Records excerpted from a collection
━━━━━━━━━━━━━━━━━━━━

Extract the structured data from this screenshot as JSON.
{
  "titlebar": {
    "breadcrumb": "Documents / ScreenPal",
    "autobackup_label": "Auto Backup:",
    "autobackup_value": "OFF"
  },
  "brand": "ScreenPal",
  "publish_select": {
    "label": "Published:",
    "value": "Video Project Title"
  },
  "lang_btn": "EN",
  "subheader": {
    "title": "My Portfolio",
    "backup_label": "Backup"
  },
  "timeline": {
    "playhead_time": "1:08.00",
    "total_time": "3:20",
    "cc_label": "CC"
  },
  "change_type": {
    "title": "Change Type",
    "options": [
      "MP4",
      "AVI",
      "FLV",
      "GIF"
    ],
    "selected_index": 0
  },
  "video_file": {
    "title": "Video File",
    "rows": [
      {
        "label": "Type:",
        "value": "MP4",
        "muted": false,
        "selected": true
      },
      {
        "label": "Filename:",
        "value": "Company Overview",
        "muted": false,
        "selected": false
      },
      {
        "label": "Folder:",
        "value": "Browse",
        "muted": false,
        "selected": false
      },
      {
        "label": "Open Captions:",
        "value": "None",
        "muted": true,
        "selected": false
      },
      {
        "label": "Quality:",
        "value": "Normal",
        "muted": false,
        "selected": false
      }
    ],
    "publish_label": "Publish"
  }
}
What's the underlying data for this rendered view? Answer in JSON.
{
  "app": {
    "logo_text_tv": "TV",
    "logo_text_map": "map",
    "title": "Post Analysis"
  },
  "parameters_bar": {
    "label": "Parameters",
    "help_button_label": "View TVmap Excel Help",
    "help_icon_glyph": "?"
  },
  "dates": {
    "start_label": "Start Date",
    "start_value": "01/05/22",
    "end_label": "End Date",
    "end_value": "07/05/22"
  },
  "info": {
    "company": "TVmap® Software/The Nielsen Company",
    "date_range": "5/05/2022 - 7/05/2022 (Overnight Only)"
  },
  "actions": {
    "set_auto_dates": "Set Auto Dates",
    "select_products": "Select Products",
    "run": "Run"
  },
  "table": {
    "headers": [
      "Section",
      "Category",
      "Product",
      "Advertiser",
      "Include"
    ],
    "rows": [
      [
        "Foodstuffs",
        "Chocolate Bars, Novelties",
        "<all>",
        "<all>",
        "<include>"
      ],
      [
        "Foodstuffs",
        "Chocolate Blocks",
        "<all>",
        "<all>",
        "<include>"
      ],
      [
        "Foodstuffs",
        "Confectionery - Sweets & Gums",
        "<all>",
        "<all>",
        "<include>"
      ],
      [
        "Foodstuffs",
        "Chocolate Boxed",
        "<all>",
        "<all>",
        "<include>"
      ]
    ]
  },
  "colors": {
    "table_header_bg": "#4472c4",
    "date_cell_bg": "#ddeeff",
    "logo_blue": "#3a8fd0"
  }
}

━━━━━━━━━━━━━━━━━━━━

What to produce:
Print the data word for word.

Exercise result:
Extract the structured data from this screenshot as JSON.
{
  "titlebar": {
    "breadcrumb": "Documents / ScreenPal",
    "autobackup_label": "Auto Backup:",
    "autobackup_value": "OFF"
  },
  "brand": "ScreenPal",
  "publish_select": {
    "label": "Published:",
    "value": "Video Project Title"
  },
  "lang_btn": "EN",
  "subheader": {
    "title": "My Portfolio",
    "backup_label": "Backup"
  },
  "timeline": {
    "playhead_time": "1:08.00",
    "total_time": "3:20",
    "cc_label": "CC"
  },
  "change_type": {
    "title": "Change Type",
    "options": [
      "MP4",
      "AVI",
      "FLV",
      "GIF"
    ],
    "selected_index": 0
  },
  "video_file": {
    "title": "Video File",
    "rows": [
      {
        "label": "Type:",
        "value": "MP4",
        "muted": false,
        "selected": true
      },
      {
        "label": "Filename:",
        "value": "Company Overview",
        "muted": false,
        "selected": false
      },
      {
        "label": "Folder:",
        "value": "Browse",
        "muted": false,
        "selected": false
      },
      {
        "label": "Open Captions:",
        "value": "None",
        "muted": true,
        "selected": false
      },
      {
        "label": "Quality:",
        "value": "Normal",
        "muted": false,
        "selected": false
      }
    ],
    "publish_label": "Publish"
  }
}
What's the underlying data for this rendered view? Answer in JSON.
{
  "app": {
    "logo_text_tv": "TV",
    "logo_text_map": "map",
    "title": "Post Analysis"
  },
  "parameters_bar": {
    "label": "Parameters",
    "help_button_label": "View TVmap Excel Help",
    "help_icon_glyph": "?"
  },
  "dates": {
    "start_label": "Start Date",
    "start_value": "01/05/22",
    "end_label": "End Date",
    "end_value": "07/05/22"
  },
  "info": {
    "company": "TVmap® Software/The Nielsen Company",
    "date_range": "5/05/2022 - 7/05/2022 (Overnight Only)"
  },
  "actions": {
    "set_auto_dates": "Set Auto Dates",
    "select_products": "Select Products",
    "run": "Run"
  },
  "table": {
    "headers": [
      "Section",
      "Category",
      "Product",
      "Advertiser",
      "Include"
    ],
    "rows": [
      [
        "Foodstuffs",
        "Chocolate Bars, Novelties",
        "<all>",
        "<all>",
        "<include>"
      ],
      [
        "Foodstuffs",
        "Chocolate Blocks",
        "<all>",
        "<all>",
        "<include>"
      ],
      [
        "Foodstuffs",
        "Confectionery - Sweets & Gums",
        "<all>",
        "<all>",
        "<include>"
      ],
      [
        "Foodstuffs",
        "Chocolate Boxed",
        "<all>",
        "<all>",
        "<include>"
      ]
    ]
  },
  "colors": {
    "table_header_bg": "#4472c4",
    "date_cell_bg": "#ddeeff",
    "logo_blue": "#3a8fd0"
  }
}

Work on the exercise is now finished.